NASA's Terra satellite spied these streams of dust blowing south across Colorado, Kansas, Oklahoma, Texas and New Mexico on March 11, 2014. (Source: NASA) As a cold front blew across parts of the High Plains on Tuesday, winds kicked up a huge and intense dust storm. You can see it in the image above, captured by NASA's Terra satellite. The dust is streaming south out of Colorado and Kansas into Oklahoma, Texas and New Mexico. (Look for the streamers of pale, sand-colored stuff south of the big cloud bank.) With winds gusting to nearly 60 miles per hour, visibility in southwestern Kansas was reduced to zero, according to the Cooperative Institute for Meteorological Satellite Studies. CIMSS also describes a pilot report of severe turbulence at 45,000 feet in the region, possibly the result of the passing cold front. On the ground, a towering wall of dust known as a haboob rushed across a vast swath of the High Plains, enveloping towns and cities in a brown pall.
The photo above, posted to Twitter, was taken from an airplane flying near Amarillo, Texas, apparently at 38,000 feet. And here's the High Plains haboob enveloping Clovis, New Mexico:
The winds associated with the south-moving cold front are simulated in dramatic fashion in this screenshot from an earth.nullschool.net visualization:

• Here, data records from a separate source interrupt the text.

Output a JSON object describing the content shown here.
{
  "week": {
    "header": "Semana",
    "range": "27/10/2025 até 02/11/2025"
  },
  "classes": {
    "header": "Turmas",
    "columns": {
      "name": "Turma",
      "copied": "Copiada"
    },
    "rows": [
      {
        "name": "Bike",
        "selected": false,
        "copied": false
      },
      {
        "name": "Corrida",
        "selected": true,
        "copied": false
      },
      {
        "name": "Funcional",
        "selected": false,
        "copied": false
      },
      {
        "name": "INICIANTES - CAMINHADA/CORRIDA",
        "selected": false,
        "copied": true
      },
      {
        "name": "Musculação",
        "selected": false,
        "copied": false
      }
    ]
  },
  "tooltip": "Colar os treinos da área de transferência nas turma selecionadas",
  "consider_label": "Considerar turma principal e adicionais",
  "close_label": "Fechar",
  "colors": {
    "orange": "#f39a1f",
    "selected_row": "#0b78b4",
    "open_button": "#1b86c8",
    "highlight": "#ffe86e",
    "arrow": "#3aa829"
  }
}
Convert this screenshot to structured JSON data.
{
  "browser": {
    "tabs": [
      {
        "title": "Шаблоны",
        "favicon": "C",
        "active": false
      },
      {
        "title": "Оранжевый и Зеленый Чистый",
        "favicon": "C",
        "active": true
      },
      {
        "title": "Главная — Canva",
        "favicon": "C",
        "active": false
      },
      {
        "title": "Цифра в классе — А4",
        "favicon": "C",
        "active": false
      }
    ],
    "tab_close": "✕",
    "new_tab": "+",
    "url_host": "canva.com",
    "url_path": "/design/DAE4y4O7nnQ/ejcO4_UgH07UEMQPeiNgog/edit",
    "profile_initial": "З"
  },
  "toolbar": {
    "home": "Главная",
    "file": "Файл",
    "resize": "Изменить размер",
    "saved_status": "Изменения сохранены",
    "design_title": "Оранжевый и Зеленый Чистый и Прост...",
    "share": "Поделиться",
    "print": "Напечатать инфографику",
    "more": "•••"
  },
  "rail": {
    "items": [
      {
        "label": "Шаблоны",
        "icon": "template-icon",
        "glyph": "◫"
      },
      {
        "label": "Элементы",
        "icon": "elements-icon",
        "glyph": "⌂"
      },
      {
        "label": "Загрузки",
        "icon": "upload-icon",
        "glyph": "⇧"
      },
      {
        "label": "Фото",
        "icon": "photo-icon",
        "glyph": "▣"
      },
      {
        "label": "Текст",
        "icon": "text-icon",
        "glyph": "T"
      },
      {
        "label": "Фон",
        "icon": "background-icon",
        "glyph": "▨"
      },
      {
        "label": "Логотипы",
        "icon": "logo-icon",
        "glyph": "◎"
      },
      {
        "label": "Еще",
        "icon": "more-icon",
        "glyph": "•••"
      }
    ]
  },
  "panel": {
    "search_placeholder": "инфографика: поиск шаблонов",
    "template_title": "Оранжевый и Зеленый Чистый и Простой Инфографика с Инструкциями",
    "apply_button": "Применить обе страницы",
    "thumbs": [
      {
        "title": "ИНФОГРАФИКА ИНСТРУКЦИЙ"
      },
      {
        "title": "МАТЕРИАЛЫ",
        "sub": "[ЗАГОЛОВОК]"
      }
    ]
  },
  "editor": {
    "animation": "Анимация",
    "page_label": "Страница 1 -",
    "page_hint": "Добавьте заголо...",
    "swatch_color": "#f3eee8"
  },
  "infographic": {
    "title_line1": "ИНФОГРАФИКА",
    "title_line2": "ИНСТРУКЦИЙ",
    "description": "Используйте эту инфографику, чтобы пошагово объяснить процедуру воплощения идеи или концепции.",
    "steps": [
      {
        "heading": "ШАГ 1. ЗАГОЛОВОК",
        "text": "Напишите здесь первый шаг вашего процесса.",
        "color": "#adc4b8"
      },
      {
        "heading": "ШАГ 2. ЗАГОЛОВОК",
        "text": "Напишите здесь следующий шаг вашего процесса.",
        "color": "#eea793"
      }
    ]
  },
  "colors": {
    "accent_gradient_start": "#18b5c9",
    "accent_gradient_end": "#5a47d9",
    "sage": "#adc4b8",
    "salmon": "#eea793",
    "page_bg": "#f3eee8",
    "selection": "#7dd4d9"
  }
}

Surface winds associated with the cold front blast to the south across a large part of the U.S. midsection on March 11, as seen in this visualization based on data from supercomputer forecast models. (Source: earth.nullschool.net) The cold front winds were the proximate cause of the dust storm. But there was more to it than that.
This is the U.S. Drought Monitor map issued on Tuesday, March 11 — the very day of the High Plains haboob. Take a look at southeast Colorado, southwest Kansas, northeast New Mexico, and the panhandles of Oklahoma and Texas. This entire region is categorized as being in severe to exceptional drought.
As the latest drought monitor indicated:
Over the past 60 days, precipitation totaled 3 to 6 inches less than normal across central and east Oklahoma, southeast Kansas, north and west Arkansas, and south Missouri. Both 60- and 90-day amounts are only half of normal at best across the south-central Plains approaching the Red River Valley and Texas.